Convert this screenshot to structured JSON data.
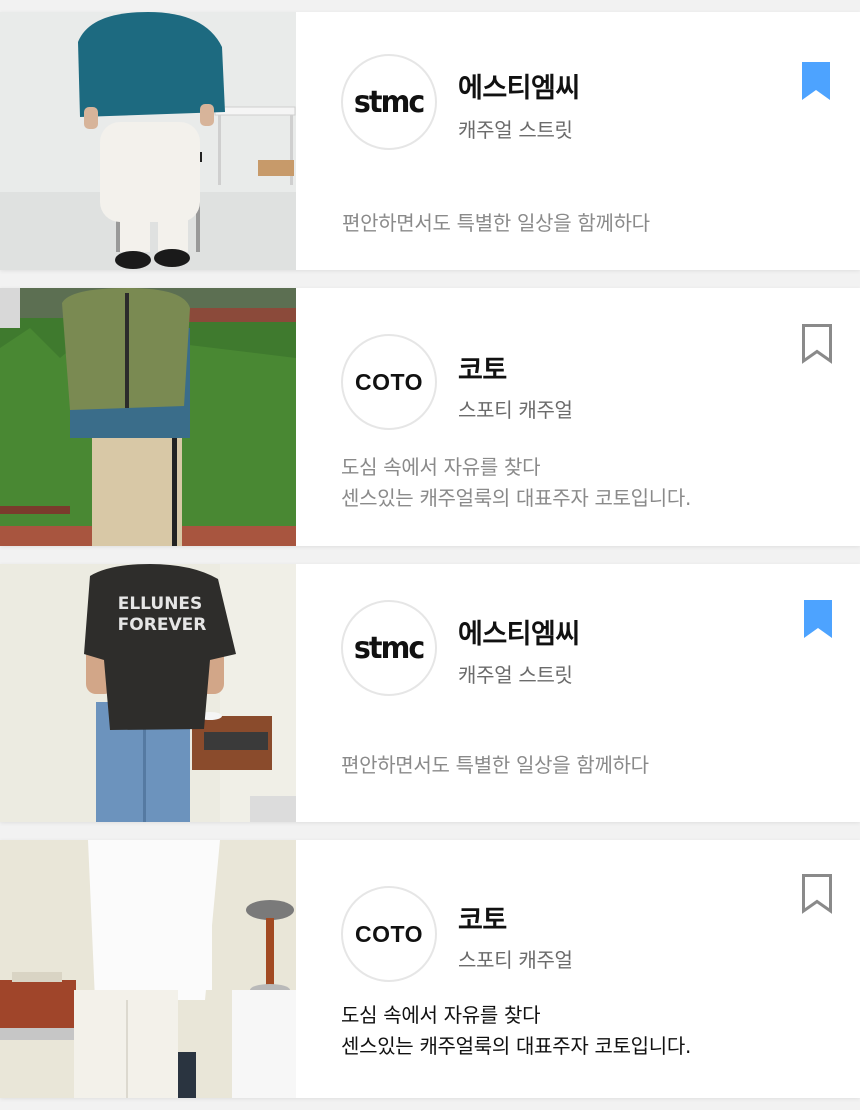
{
  "brands": [
    {
      "name": "에스티엠씨",
      "category": "캐주얼 스트릿",
      "logo_text": "stmc",
      "description": [
        "편안하면서도 특별한 일상을 함께하다"
      ],
      "bookmarked": true
    },
    {
      "name": "코토",
      "category": "스포티 캐주얼",
      "logo_text": "COTO",
      "description": [
        "도심 속에서 자유를 찾다",
        "센스있는 캐주얼룩의 대표주자 코토입니다."
      ],
      "bookmarked": false
    },
    {
      "name": "에스티엠씨",
      "category": "캐주얼 스트릿",
      "logo_text": "stmc",
      "description": [
        "편안하면서도 특별한 일상을 함께하다"
      ],
      "bookmarked": true
    },
    {
      "name": "코토",
      "category": "스포티 캐주얼",
      "logo_text": "COTO",
      "description": [
        "도심 속에서 자유를 찾다",
        "센스있는 캐주얼룩의 대표주자 코토입니다."
      ],
      "bookmarked": false
    }
  ],
  "photo_texts": {
    "tshirt_print": [
      "ELLUNES",
      "FOREVER"
    ]
  },
  "colors": {
    "bookmark_active": "#4da3ff",
    "bookmark_inactive": "#8a8a8a",
    "text_primary": "#111111",
    "text_secondary": "#6b6b6b"
  }
}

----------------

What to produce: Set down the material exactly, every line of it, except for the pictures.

Your response:
Convert this screenshot to structured JSON data.
{
  "brands": [
    {
      "name": "에스티엠씨",
      "category": "캐주얼 스트릿",
      "logo_text": "stmc",
      "description": [
        "편안하면서도 특별한 일상을 함께하다"
      ],
      "bookmarked": true
    },
    {
      "name": "코토",
      "category": "스포티 캐주얼",
      "logo_text": "COTO",
      "description": [
        "도심 속에서 자유를 찾다",
        "센스있는 캐주얼룩의 대표주자 코토입니다."
      ],
      "bookmarked": false
    },
    {
      "name": "에스티엠씨",
      "category": "캐주얼 스트릿",
      "logo_text": "stmc",
      "description": [
        "편안하면서도 특별한 일상을 함께하다"
      ],
      "bookmarked": true
    },
    {
      "name": "코토",
      "category": "스포티 캐주얼",
      "logo_text": "COTO",
      "description": [
        "도심 속에서 자유를 찾다",
        "센스있는 캐주얼룩의 대표주자 코토입니다."
      ],
      "bookmarked": false
    }
  ],
  "photo_texts": {
    "tshirt_print": [
      "ELLUNES",
      "FOREVER"
    ]
  },
  "colors": {
    "bookmark_active": "#4da3ff",
    "bookmark_inactive": "#8a8a8a",
    "text_primary": "#111111",
    "text_secondary": "#6b6b6b"
  }
}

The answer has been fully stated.